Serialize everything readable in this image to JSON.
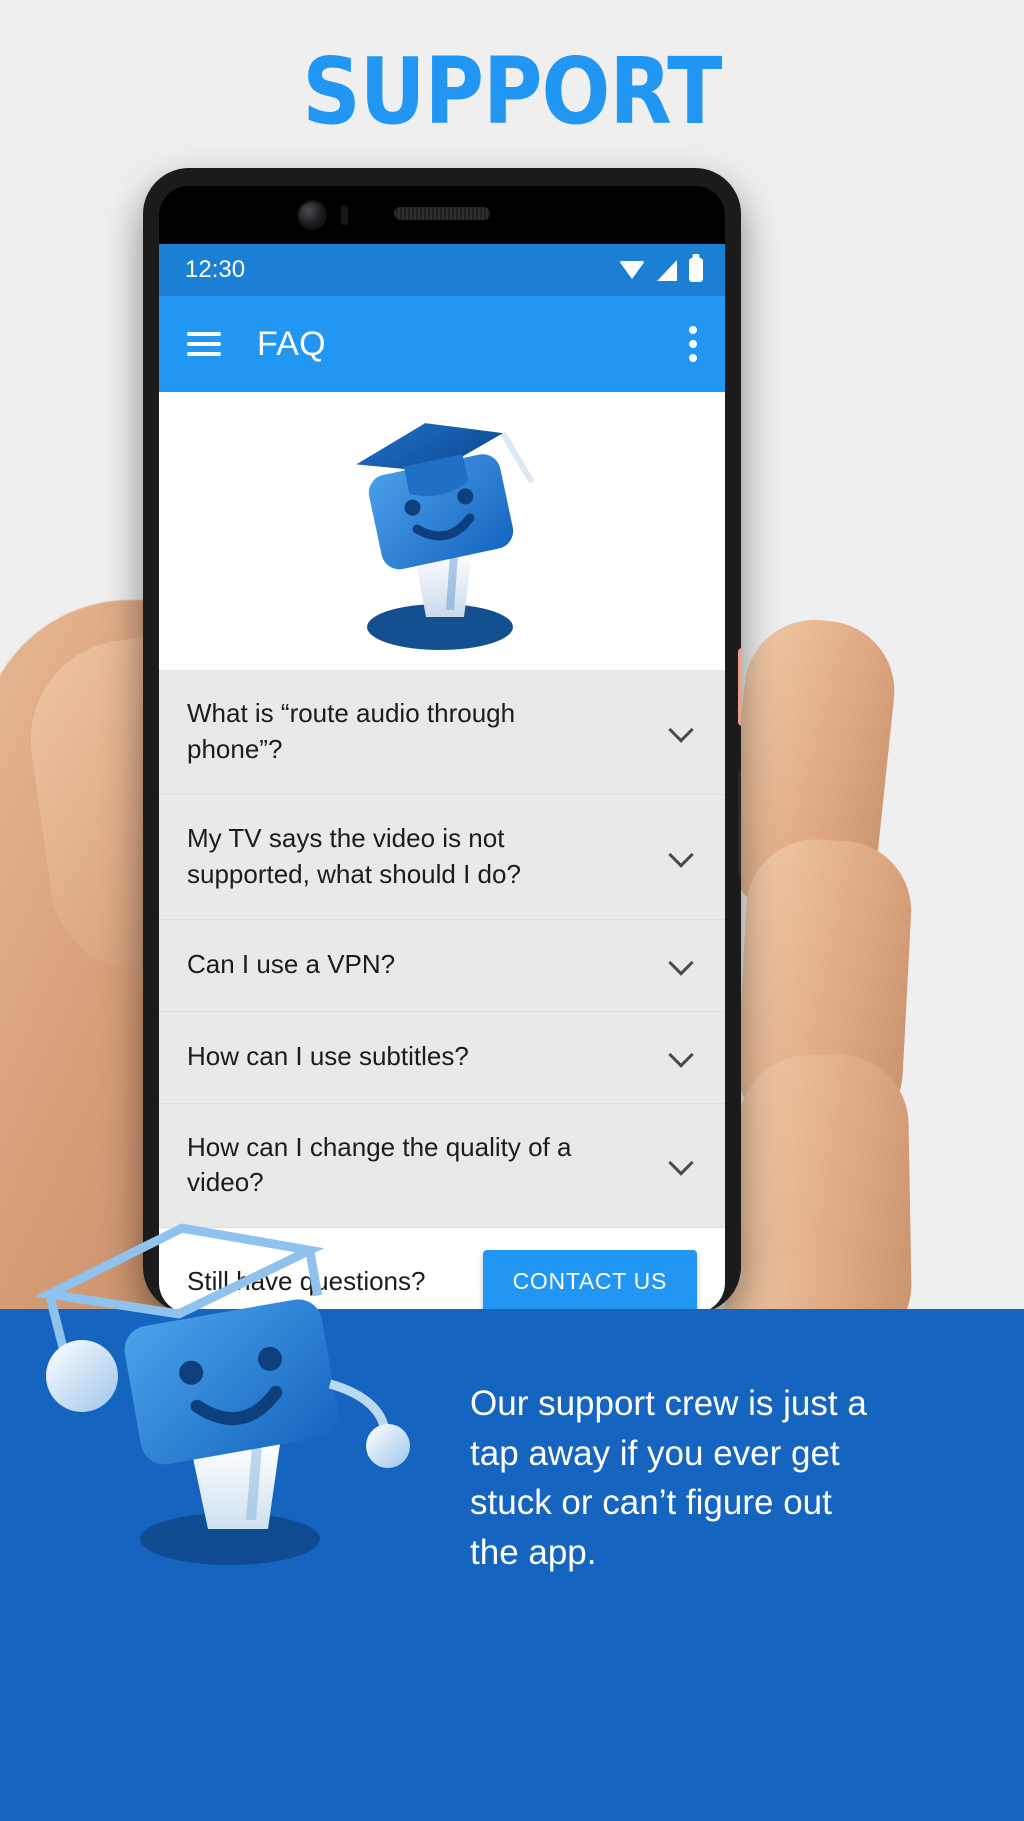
{
  "headline": "SUPPORT",
  "theme": {
    "accent": "#2196f3",
    "statusbar_blue": "#1b7fd4",
    "banner_blue": "#1565c0",
    "page_bg": "#efefef",
    "list_bg": "#e9e9e9"
  },
  "phone": {
    "statusbar": {
      "time": "12:30",
      "icons": [
        "wifi-icon",
        "cell-signal-icon",
        "battery-icon"
      ]
    },
    "appbar": {
      "menu_icon": "hamburger-menu-icon",
      "title": "FAQ",
      "overflow_icon": "kebab-menu-icon"
    },
    "hero": {
      "illustration": "graduate-mascot-illustration"
    },
    "faq": {
      "items": [
        {
          "question": "What is “route audio through phone”?",
          "expand_icon": "chevron-down-icon"
        },
        {
          "question": "My TV says the video is not supported, what should I do?",
          "expand_icon": "chevron-down-icon"
        },
        {
          "question": "Can I use a VPN?",
          "expand_icon": "chevron-down-icon"
        },
        {
          "question": "How can I use subtitles?",
          "expand_icon": "chevron-down-icon"
        },
        {
          "question": "How can I change the quality of a video?",
          "expand_icon": "chevron-down-icon"
        }
      ]
    },
    "contact": {
      "label": "Still have questions?",
      "button": "CONTACT US"
    }
  },
  "banner": {
    "text": "Our support crew is just a tap away if you ever get stuck or can’t figure out the app.",
    "mascot": "support-mascot-with-headset-illustration"
  }
}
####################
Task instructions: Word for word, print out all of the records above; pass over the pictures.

Response to the exercise:
Serialize everything readable in this image to JSON.
{
  "headline": "SUPPORT",
  "theme": {
    "accent": "#2196f3",
    "statusbar_blue": "#1b7fd4",
    "banner_blue": "#1565c0",
    "page_bg": "#efefef",
    "list_bg": "#e9e9e9"
  },
  "phone": {
    "statusbar": {
      "time": "12:30",
      "icons": [
        "wifi-icon",
        "cell-signal-icon",
        "battery-icon"
      ]
    },
    "appbar": {
      "menu_icon": "hamburger-menu-icon",
      "title": "FAQ",
      "overflow_icon": "kebab-menu-icon"
    },
    "hero": {
      "illustration": "graduate-mascot-illustration"
    },
    "faq": {
      "items": [
        {
          "question": "What is “route audio through phone”?",
          "expand_icon": "chevron-down-icon"
        },
        {
          "question": "My TV says the video is not supported, what should I do?",
          "expand_icon": "chevron-down-icon"
        },
        {
          "question": "Can I use a VPN?",
          "expand_icon": "chevron-down-icon"
        },
        {
          "question": "How can I use subtitles?",
          "expand_icon": "chevron-down-icon"
        },
        {
          "question": "How can I change the quality of a video?",
          "expand_icon": "chevron-down-icon"
        }
      ]
    },
    "contact": {
      "label": "Still have questions?",
      "button": "CONTACT US"
    }
  },
  "banner": {
    "text": "Our support crew is just a tap away if you ever get stuck or can’t figure out the app.",
    "mascot": "support-mascot-with-headset-illustration"
  }
}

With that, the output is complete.